The contractor will use a “ver y thin plow” to form the four-foot deep trench across Harris Creek. “When he plows, he’ll disturb very little sediment on the bottom,” Buxton said.
Council Member Dirck Bartlett asked Buxton if Delmar va Power had the ability to put “any other conduits in while you’re running these other lines? Because we have a long-term need to possibly tie in a Tilghman Island wastewater treatment plant to our St. Michaels wastewater treatment plant, and if the permitting is such ... that we could put one extra conduit in there, that might help us.”
Council Member Laura Price added that internet cable might be added as well.
“Can we put other things in this trench without having to re-permit this whole deal?” Bartlett asked.
Buxton explained that the logistics of the project required placement of the crossing farther south “to make the loop useful.” For other utilities projects, however, a risky and expensive end-to-end, directional bore 20 to 30 feet deep under Harris Creek would be the “ideal means and method to install a conduit (a mile) across.”

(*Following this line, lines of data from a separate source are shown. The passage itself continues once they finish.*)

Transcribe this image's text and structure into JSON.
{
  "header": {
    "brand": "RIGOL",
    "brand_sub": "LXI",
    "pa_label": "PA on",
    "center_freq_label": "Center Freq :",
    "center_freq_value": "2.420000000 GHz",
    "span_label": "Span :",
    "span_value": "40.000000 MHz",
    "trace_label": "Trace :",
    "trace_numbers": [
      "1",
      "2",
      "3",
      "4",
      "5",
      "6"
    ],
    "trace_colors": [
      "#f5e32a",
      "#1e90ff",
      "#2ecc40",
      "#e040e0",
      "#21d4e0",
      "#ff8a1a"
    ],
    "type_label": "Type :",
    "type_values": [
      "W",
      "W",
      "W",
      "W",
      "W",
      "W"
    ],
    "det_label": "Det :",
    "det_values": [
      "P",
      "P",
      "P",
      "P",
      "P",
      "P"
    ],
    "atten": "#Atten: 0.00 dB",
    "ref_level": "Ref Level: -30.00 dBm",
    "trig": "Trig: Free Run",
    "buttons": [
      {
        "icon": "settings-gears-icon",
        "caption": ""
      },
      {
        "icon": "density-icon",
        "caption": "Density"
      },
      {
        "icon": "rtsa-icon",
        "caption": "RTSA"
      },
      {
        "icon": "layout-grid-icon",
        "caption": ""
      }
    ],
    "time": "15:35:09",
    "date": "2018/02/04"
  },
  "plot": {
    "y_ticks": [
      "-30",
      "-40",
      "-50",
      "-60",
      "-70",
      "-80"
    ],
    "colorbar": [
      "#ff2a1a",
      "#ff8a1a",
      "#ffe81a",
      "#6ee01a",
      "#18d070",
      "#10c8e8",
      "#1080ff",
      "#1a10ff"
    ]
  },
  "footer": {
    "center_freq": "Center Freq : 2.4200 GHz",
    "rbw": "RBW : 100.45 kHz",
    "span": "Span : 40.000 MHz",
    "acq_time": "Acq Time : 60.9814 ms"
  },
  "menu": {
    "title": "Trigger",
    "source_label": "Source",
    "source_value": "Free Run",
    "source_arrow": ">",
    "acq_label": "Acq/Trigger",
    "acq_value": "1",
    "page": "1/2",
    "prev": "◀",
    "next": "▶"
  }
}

For the Delmar va Power distribution feeder, Buxton said, “We’re only actually boring the ends (five or six feet) and directly plowing the middle because of the distance,” for laying down three cables.
Council Vice President Cory Pack asked about the mitigation process for disturbing the oyster beds. Buxton said that the permit would stipulate the mitigation process.
Stephens and Buxton said that divers discovered that there were changes in the area compared to the maps Delmarva Power was given. “When (divers) actually, physically dove the area, they realized that, in fact, some of that area really and truly does not even have ... oyster reef(s),” Stephens said.
“We’re beginning the preparation portions of the project, installing upland cable outside the creek itself on either side, and some of the infrastructure,” Buxton said.
“In addition to the feeder tie, seven new automatic switching devices will be installed and five existing devices will be retrofitted with communications equipment” to enable Delmarva Power to “automatically and quickly restore power to customers outside of the affected damage area,” the fact sheet stated.
“Automatic switching devices will limit customer outages caused by any single distribution event to 350 customers or less by utilizing the new loop feed from Neavitt to Sherwood (across Harris Creek),” the statement said.
As a postscript, Buxton said the “ugly,” snake-proof fences around substations are designed to prevent black snakes from causing outages.
“We’ve had numerous outages” with snakes getting into “the worst possible area” of a substation, Buxton said. “At lot of times it’s in the spring when birds are nesting, and the snakes ... cross a piece of open switch gear where it’s got high voltage connections between both the feeders, and it takes out the entire station.”
Delmarva Power plans to improve electric service to Bozman and Neavitt by installing a $2.1 million underwater distribution feeder across Harris Creek